(Task data begins)

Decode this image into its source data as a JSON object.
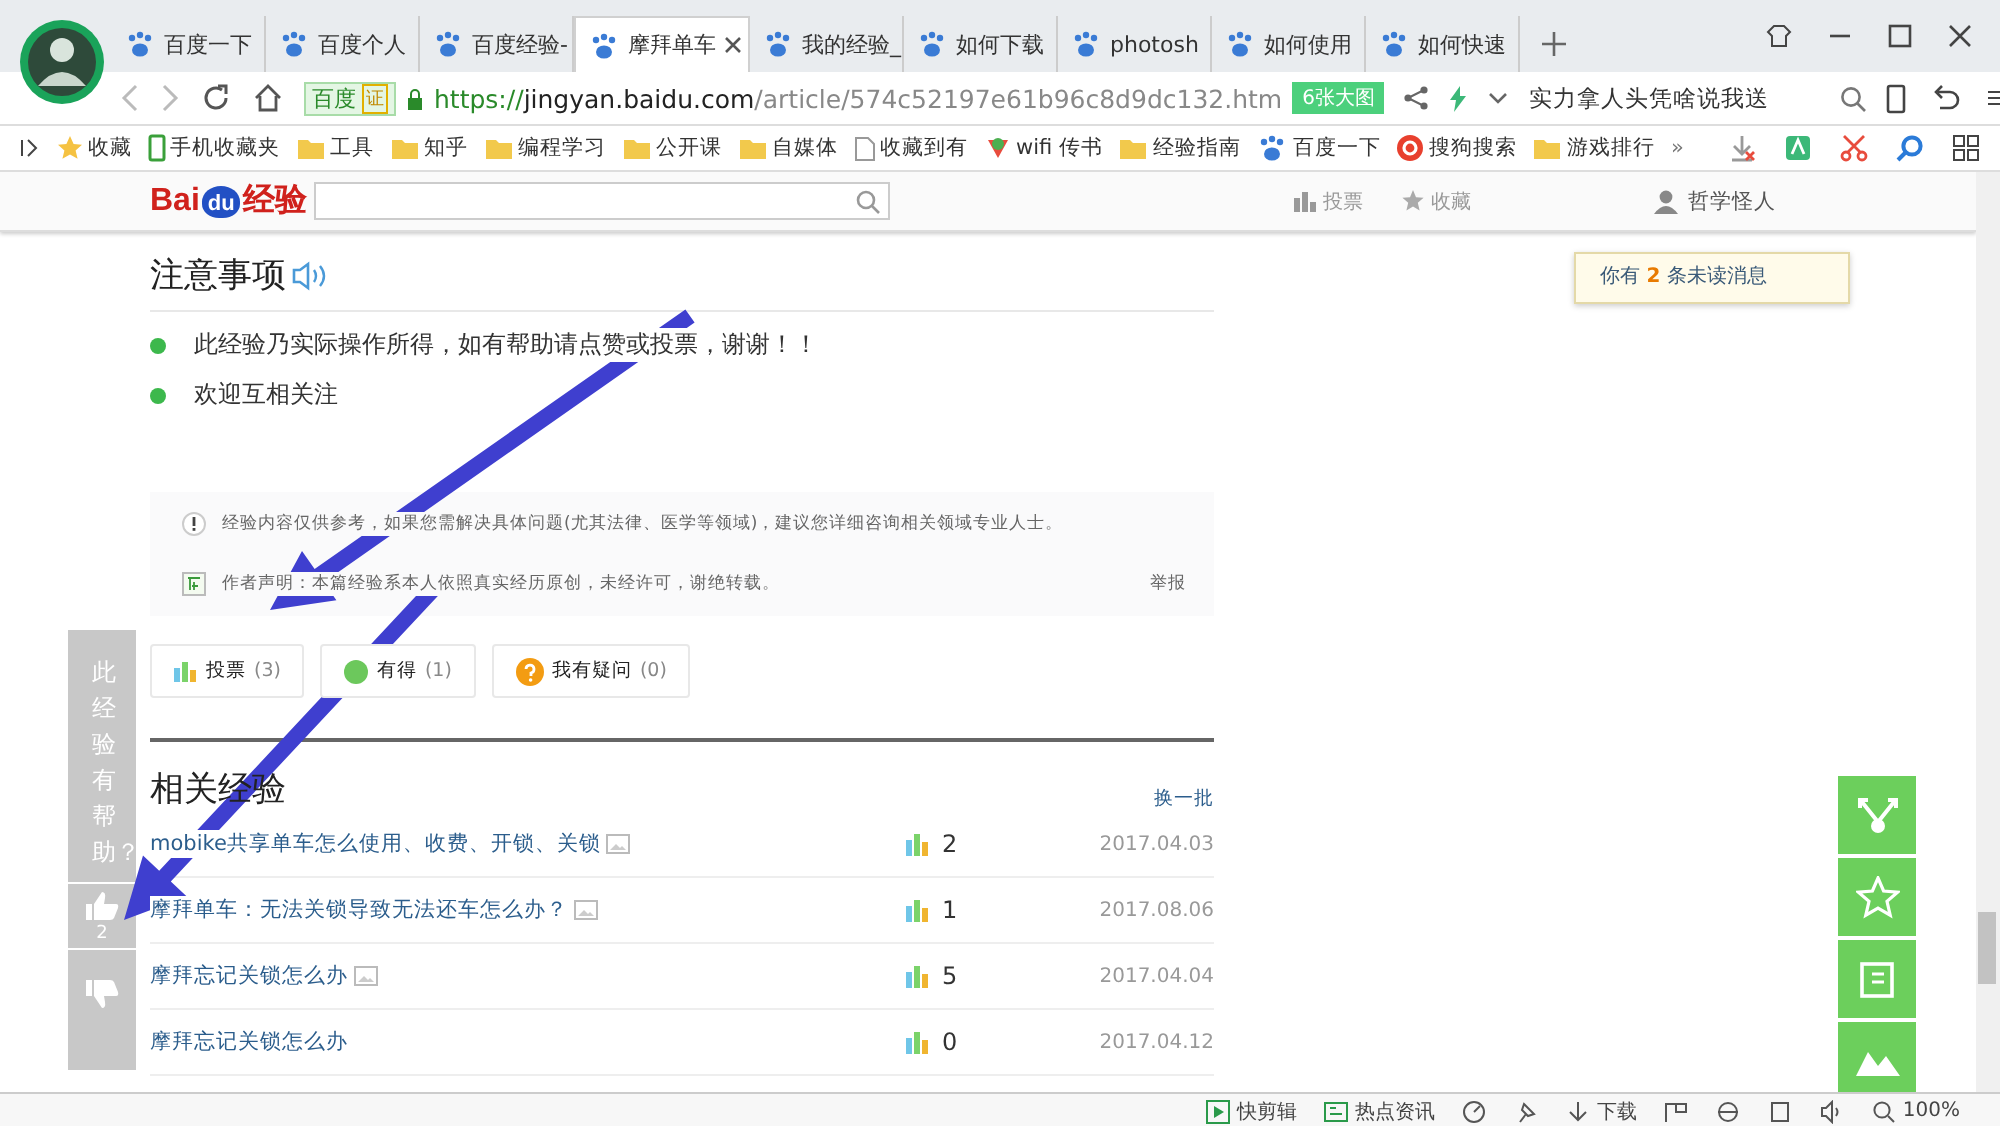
{
  "tabs": [
    {
      "label": "百度一下",
      "selected": false
    },
    {
      "label": "百度个人",
      "selected": false
    },
    {
      "label": "百度经验-",
      "selected": false
    },
    {
      "label": "摩拜单车",
      "selected": true
    },
    {
      "label": "我的经验_",
      "selected": false
    },
    {
      "label": "如何下载",
      "selected": false
    },
    {
      "label": "photosh",
      "selected": false
    },
    {
      "label": "如何使用",
      "selected": false
    },
    {
      "label": "如何快速",
      "selected": false
    }
  ],
  "address_bar": {
    "site_badge": "百度",
    "badge_mark": "证",
    "url_scheme": "https://",
    "url_host": "jingyan.baidu.com",
    "url_path": "/article/574c52197e61b96c8d9dc132.htm",
    "image_button": "6张大图",
    "search_value": "实力拿人头凭啥说我送"
  },
  "bookmarks": [
    {
      "label": "收藏",
      "kind": "star"
    },
    {
      "label": "手机收藏夹",
      "kind": "phone"
    },
    {
      "label": "工具",
      "kind": "folder"
    },
    {
      "label": "知乎",
      "kind": "folder"
    },
    {
      "label": "编程学习",
      "kind": "folder"
    },
    {
      "label": "公开课",
      "kind": "folder"
    },
    {
      "label": "自媒体",
      "kind": "folder"
    },
    {
      "label": "收藏到有",
      "kind": "page"
    },
    {
      "label": "wifi 传书",
      "kind": "app"
    },
    {
      "label": "经验指南",
      "kind": "folder"
    },
    {
      "label": "百度一下",
      "kind": "paw"
    },
    {
      "label": "搜狗搜索",
      "kind": "sogou"
    },
    {
      "label": "游戏排行",
      "kind": "folder"
    },
    {
      "label": "»",
      "kind": "more"
    }
  ],
  "site_header": {
    "logo": "Bai",
    "logo_mark": "du",
    "logo_suffix": "经验",
    "nav": [
      {
        "label": "投票",
        "kind": "vote"
      },
      {
        "label": "收藏",
        "kind": "star"
      }
    ],
    "user": "哲学怪人",
    "message_popup": "你有 **2** 条未读消息"
  },
  "notes": {
    "title": "注意事项",
    "items": [
      "此经验乃实际操作所得，如有帮助请点赞或投票，谢谢！！",
      "欢迎互相关注"
    ]
  },
  "disclaimer": {
    "notice": "经验内容仅供参考，如果您需解决具体问题(尤其法律、医学等领域)，建议您详细咨询相关领域专业人士。",
    "statement": "作者声明：本篇经验系本人依照真实经历原创，未经许可，谢绝转载。",
    "report": "举报"
  },
  "actions": [
    {
      "label": "投票",
      "count": "(3)",
      "kind": "vote"
    },
    {
      "label": "有得",
      "count": "(1)",
      "kind": "got"
    },
    {
      "label": "我有疑问",
      "count": "(0)",
      "kind": "question"
    }
  ],
  "related": {
    "title": "相关经验",
    "refresh": "换一批",
    "rows": [
      {
        "title": "mobike共享单车怎么使用、收费、开锁、关锁",
        "has_image": true,
        "votes": "2",
        "date": "2017.04.03"
      },
      {
        "title": "摩拜单车：无法关锁导致无法还车怎么办？",
        "has_image": true,
        "votes": "1",
        "date": "2017.08.06"
      },
      {
        "title": "摩拜忘记关锁怎么办",
        "has_image": true,
        "votes": "5",
        "date": "2017.04.04"
      },
      {
        "title": "摩拜忘记关锁怎么办",
        "has_image": false,
        "votes": "0",
        "date": "2017.04.12"
      }
    ]
  },
  "helpful_bar": {
    "prompt": "此经验有帮助？",
    "up_count": "2"
  },
  "float_buttons": [
    {
      "kind": "share"
    },
    {
      "kind": "star"
    },
    {
      "kind": "edit"
    },
    {
      "kind": "mountain"
    }
  ],
  "status_bar": {
    "items": [
      {
        "label": "快剪辑",
        "kind": "clip"
      },
      {
        "label": "热点资讯",
        "kind": "news"
      },
      {
        "kind": "speed"
      },
      {
        "kind": "pin"
      },
      {
        "label": "下载",
        "kind": "download"
      },
      {
        "kind": "flag"
      },
      {
        "kind": "ie"
      },
      {
        "kind": "window"
      },
      {
        "kind": "sound"
      },
      {
        "label": "100%",
        "kind": "zoom"
      }
    ]
  }
}
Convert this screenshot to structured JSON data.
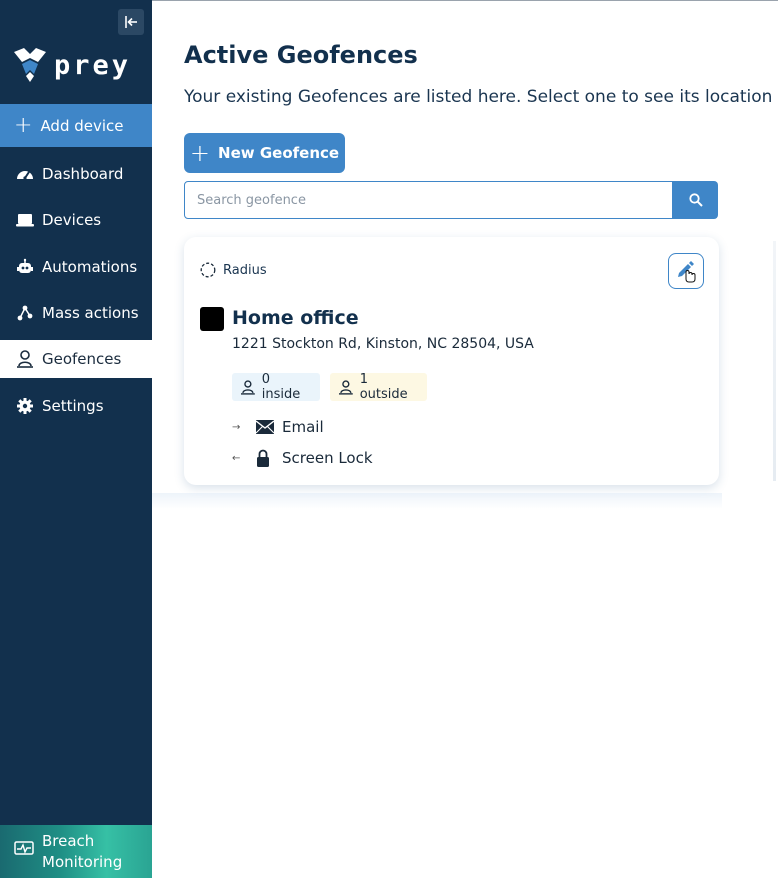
{
  "sidebar": {
    "logo_text": "prey",
    "add_device_label": "Add device",
    "items": [
      {
        "label": "Dashboard",
        "icon": "gauge-icon"
      },
      {
        "label": "Devices",
        "icon": "laptop-icon"
      },
      {
        "label": "Automations",
        "icon": "robot-icon"
      },
      {
        "label": "Mass actions",
        "icon": "nodes-icon"
      },
      {
        "label": "Geofences",
        "icon": "geofence-pin-icon",
        "active": true
      },
      {
        "label": "Settings",
        "icon": "gear-icon"
      }
    ],
    "breach_line1": "Breach",
    "breach_line2": "Monitoring"
  },
  "main": {
    "title": "Active Geofences",
    "subtitle": "Your existing Geofences are listed here. Select one to see its location",
    "new_button_label": "New Geofence",
    "search": {
      "placeholder": "Search geofence",
      "value": ""
    }
  },
  "geofence_card": {
    "type_label": "Radius",
    "name": "Home office",
    "color": "#000000",
    "address": "1221 Stockton Rd, Kinston, NC 28504, USA",
    "inside_label": "0 inside",
    "outside_label": "1 outside",
    "actions": [
      {
        "direction": "→",
        "icon": "envelope-icon",
        "label": "Email"
      },
      {
        "direction": "←",
        "icon": "lock-icon",
        "label": "Screen Lock"
      }
    ]
  },
  "colors": {
    "sidebar_bg": "#12304d",
    "accent": "#3f86c8",
    "title": "#12304d"
  }
}
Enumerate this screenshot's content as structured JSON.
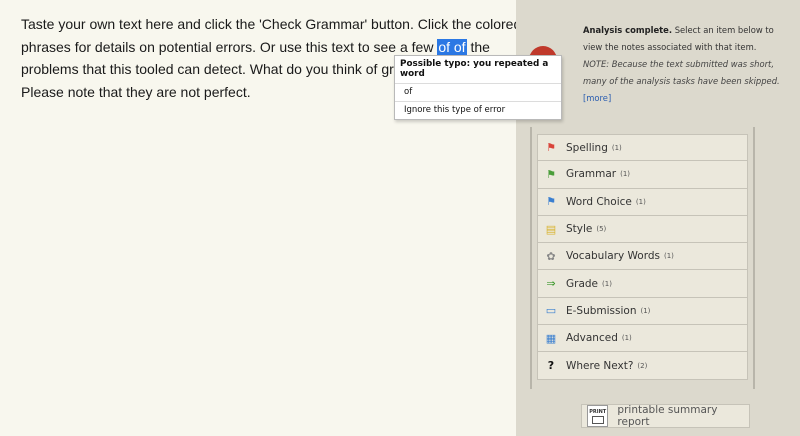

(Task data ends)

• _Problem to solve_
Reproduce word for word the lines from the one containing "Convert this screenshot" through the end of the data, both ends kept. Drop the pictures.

• _Answer box_
Convert this screenshot to structured JSON data.
{
  "sidebar": {
    "logo_text": "prey",
    "add_device_label": "Add device",
    "items": [
      {
        "label": "Dashboard",
        "icon": "gauge-icon"
      },
      {
        "label": "Devices",
        "icon": "laptop-icon"
      },
      {
        "label": "Automations",
        "icon": "robot-icon"
      },
      {
        "label": "Mass actions",
        "icon": "nodes-icon"
      },
      {
        "label": "Geofences",
        "icon": "geofence-pin-icon",
        "active": true
      },
      {
        "label": "Settings",
        "icon": "gear-icon"
      }
    ],
    "breach_line1": "Breach",
    "breach_line2": "Monitoring"
  },
  "main": {
    "title": "Active Geofences",
    "subtitle": "Your existing Geofences are listed here. Select one to see its location",
    "new_button_label": "New Geofence",
    "search": {
      "placeholder": "Search geofence",
      "value": ""
    }
  },
  "geofence_card": {
    "type_label": "Radius",
    "name": "Home office",
    "color": "#000000",
    "address": "1221 Stockton Rd, Kinston, NC 28504, USA",
    "inside_label": "0 inside",
    "outside_label": "1 outside",
    "actions": [
      {
        "direction": "→",
        "icon": "envelope-icon",
        "label": "Email"
      },
      {
        "direction": "←",
        "icon": "lock-icon",
        "label": "Screen Lock"
      }
    ]
  },
  "colors": {
    "sidebar_bg": "#12304d",
    "accent": "#3f86c8",
    "title": "#12304d"
  }
}
Enumerate this screenshot's content as structured JSON.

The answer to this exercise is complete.